The SiriusXM All-Star Futures Game annually showcases many of the best prospects and best tools in the Minor Leagues. Last year in San Diego, Alex Bregman demonstrated his prowess at the plate with three hits, Yoan Moncada and Eloy Jimenez showed off their power with 400-plus-foot homers, Manuel Margot reached over the fence to rob Carson Kelly of a homer and Alex Reyes delivered triple-digit fastballs.
We're in for a similar treat at this year's Futures Game, which will be played at Marlins Park at 4 p.m. ET on Sunday and broadcast live on MLB Network. Twenty-seven of MLBPipeline.com's Top 100 Prospects will take the field, and these are the loudest tools that will be flaunted by each squad.
:: 2017 Futures Game coverage ::
U.S.: Nick Senzel, 3B, Reds
Senzel went No. 2 overall in the 2016 Draft because he was the purest college hitter available, and he has lived up to that reputation by batting .305 in his first 144 pro games while reaching Double-A 12 months after he signed.
World: Francisco Mejia, C, Indians
A year after establishing a modern Minor League record with a 50-game hitting streak, Mejia tops the Double-A Eastern League with a .338 batting average.
U.S.: Rhys Hoskins, 1B, Phillies
Hoskins is tied for fourth place in the Minors with 20 homers this year after finishing second with 38 a year ago, pairing his considerable pop with an advanced approach at the plate.
World: Rafael Devers, 3B, Red Sox
The youngest regular in the Eastern League at age 20, Devers already has established a career high for homers with 18 this season.
U.S.: Lewis Brinson, OF, Brewers
Brinson's plus speed is just part of a package of what might be the best all-around tools in the Minors, as he also has plenty of raw power, impressive range and a strong arm.
World: Lucius Fox, SS, Rays

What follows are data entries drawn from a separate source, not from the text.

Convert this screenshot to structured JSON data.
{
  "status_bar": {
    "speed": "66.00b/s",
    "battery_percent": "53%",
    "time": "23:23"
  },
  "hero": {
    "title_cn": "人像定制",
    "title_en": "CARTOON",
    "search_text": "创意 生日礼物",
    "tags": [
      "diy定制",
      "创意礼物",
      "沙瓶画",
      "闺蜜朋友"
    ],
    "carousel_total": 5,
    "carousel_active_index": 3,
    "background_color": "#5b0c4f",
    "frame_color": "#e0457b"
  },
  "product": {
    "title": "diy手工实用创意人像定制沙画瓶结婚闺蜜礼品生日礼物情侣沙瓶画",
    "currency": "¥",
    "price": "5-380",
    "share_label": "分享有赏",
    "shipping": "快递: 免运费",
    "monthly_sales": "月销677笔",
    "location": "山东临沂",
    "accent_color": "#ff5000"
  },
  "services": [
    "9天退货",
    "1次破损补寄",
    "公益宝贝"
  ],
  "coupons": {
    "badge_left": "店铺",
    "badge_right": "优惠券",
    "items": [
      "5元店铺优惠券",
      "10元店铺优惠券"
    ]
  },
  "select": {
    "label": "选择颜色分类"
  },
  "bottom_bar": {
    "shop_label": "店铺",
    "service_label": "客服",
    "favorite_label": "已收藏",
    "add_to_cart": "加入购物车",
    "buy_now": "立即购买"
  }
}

Signed out of the Bahamas for a record $6 million by the Giants in 2015 and included in the Matt Moore trade a year later, Fox has well above-average speed and leads the low Class A Midwest League with 25 steals.
Brinson covers plenty of ground in center field and has a good enough arm to play right field if needed.

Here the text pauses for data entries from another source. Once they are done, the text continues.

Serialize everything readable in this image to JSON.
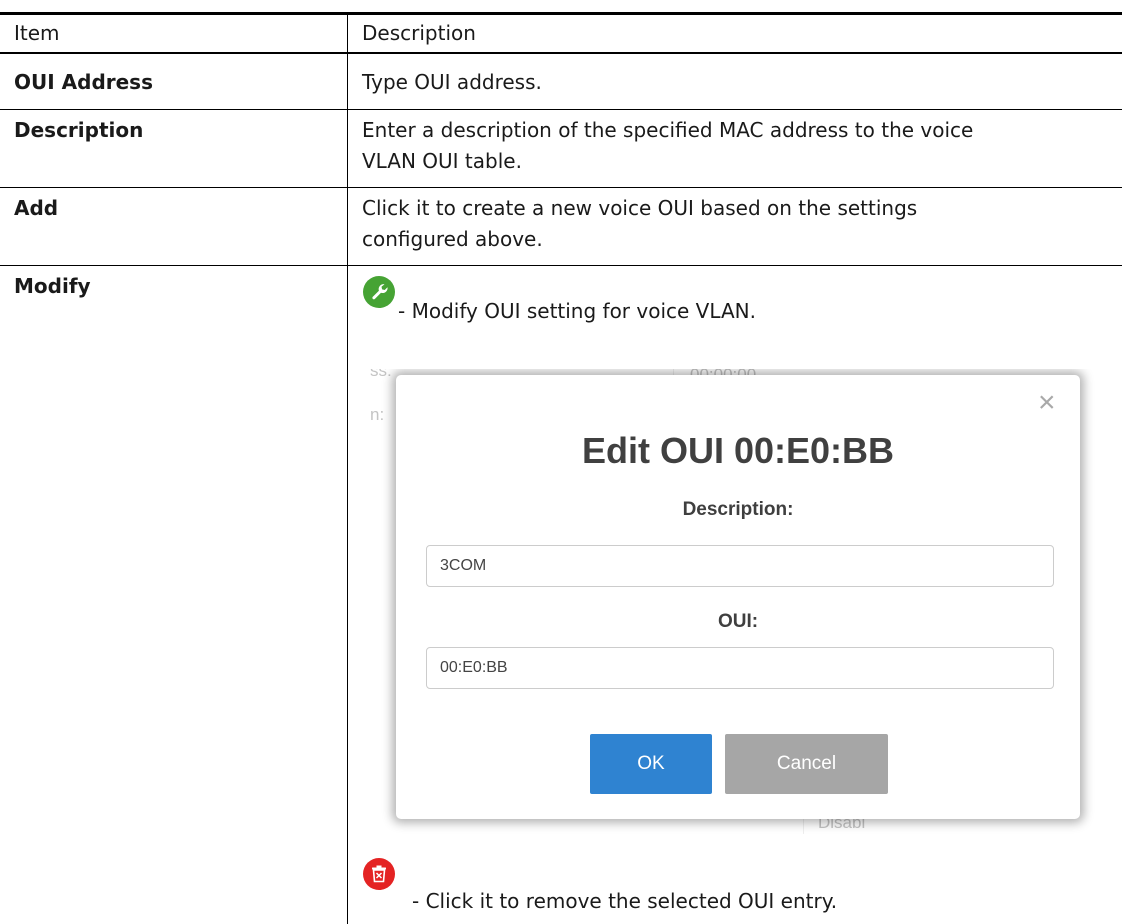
{
  "table": {
    "headers": [
      "Item",
      "Description"
    ],
    "rows": [
      {
        "item": "OUI Address",
        "description": [
          "Type OUI address."
        ]
      },
      {
        "item": "Description",
        "description": [
          "Enter a description of the specified MAC address to the voice",
          "VLAN OUI table."
        ]
      },
      {
        "item": "Add",
        "description": [
          "Click it to create a new voice OUI based on the settings",
          "configured above."
        ]
      },
      {
        "item": "Modify",
        "description_modify": "- Modify OUI setting for voice VLAN.",
        "description_delete": "- Click it to remove the selected OUI entry."
      }
    ]
  },
  "icons": {
    "modify": "wrench-icon",
    "delete": "trash-icon"
  },
  "colors": {
    "modify_icon": "#46a334",
    "delete_icon": "#e42323",
    "ok_button": "#2f83d1",
    "cancel_button": "#a6a6a6"
  },
  "modal": {
    "title": "Edit OUI 00:E0:BB",
    "description_label": "Description:",
    "description_value": "3COM",
    "oui_label": "OUI:",
    "oui_value": "00:E0:BB",
    "ok_label": "OK",
    "cancel_label": "Cancel",
    "close_glyph": "×"
  },
  "background_fragments": {
    "a": "ss:",
    "b": "n:",
    "c": "00:00:00",
    "d": "Disabl"
  }
}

World: Amed Rosario, SS, Mets
Rosario is a potential Gold Glove shortstop with the range and arm to make highlight plays, giving him the edge here over Nationals center fielder Victor Robles.
U.S.: Brian Anderson, 3B, Marlins
Drafted as a second baseman, Anderson moved to the hot corner midway through his 2014 pro debut and has the plus arm to make all the throws required there.
Though Mejia earns 70 and 80 grades on the 20-80 scouting scale for his sheer arm strength, it has yet to translate into high caught-stealing rates in the Minors (29.3 percent this year).
U.S.: Michael Kopech, RHP, White Sox
Kopech has Noah Syndergaard stuff if not the same control, starting with a fastball that reportedly hit 105 mph last July and routinely operates at 96-98 and tops out at 100 or higher.
World: Thyago Vieira, RHP, Mariners
Vieira opened eyes by reaching 103 mph in the Arizona Fall League last offseason and consistently fires 97-100 mph heat coming out of the bullpen.
U.S.: Triston McKenzie, RHP, Indians
Still just a teenager, McKenzie has precocious feel for spin that translates into a wicked curveball -- a major reason why he ranks second in the Minors in strikeouts (115 in 89 2/3 innings).
World: Mike Soroka, RHP, Braves
Soroka has had no difficulty skipping a level to Double-A at age 19 because he has feel for three quality pitches, the best of which may be his plus curve.
U.S.: A.J. Puk, LHP, Athletics
In his first full pro season, Puk has reached Double-A and paces the Minors in strikeout rate (13.3 per nine innings), registering many of those whiffs with an upper-80s slider with nasty bite.
World: Yadier Alvarez, RHP, Dodgers
Alvarez has taken his lumps in high Class A this year but still has the best arsenal on the World team and one of the best in the Minors, headlined by a mid-90s fastball and a mid-80s slider than can be unhittable when it's on.
U.S.: Jack Flaherty, RHP, Cardinals
Flaherty's trademark pitch is his changeup, which grades as well above-average at times and has helped fuel his breakout 2017 season.
World: Cal Quantrill, RHP, Padres
Quantrill has the best changeup in the 2016 Draft, one of the reasons San Diego selected him eighth overall even though he sat out the entire spring at Stanford while recovering from Tommy John surgery.
The athleticism that also made Flaherty an intriguing third-base prospect as an amateur helps him repeat his delivery and pound the strike zone.
World: Jaime Barria, RHP, Angels
He may not have a true plus pitch, but Barria's stuff plays up because he locates it well, averaging 1.5 walks per nine innings in five pro seasons.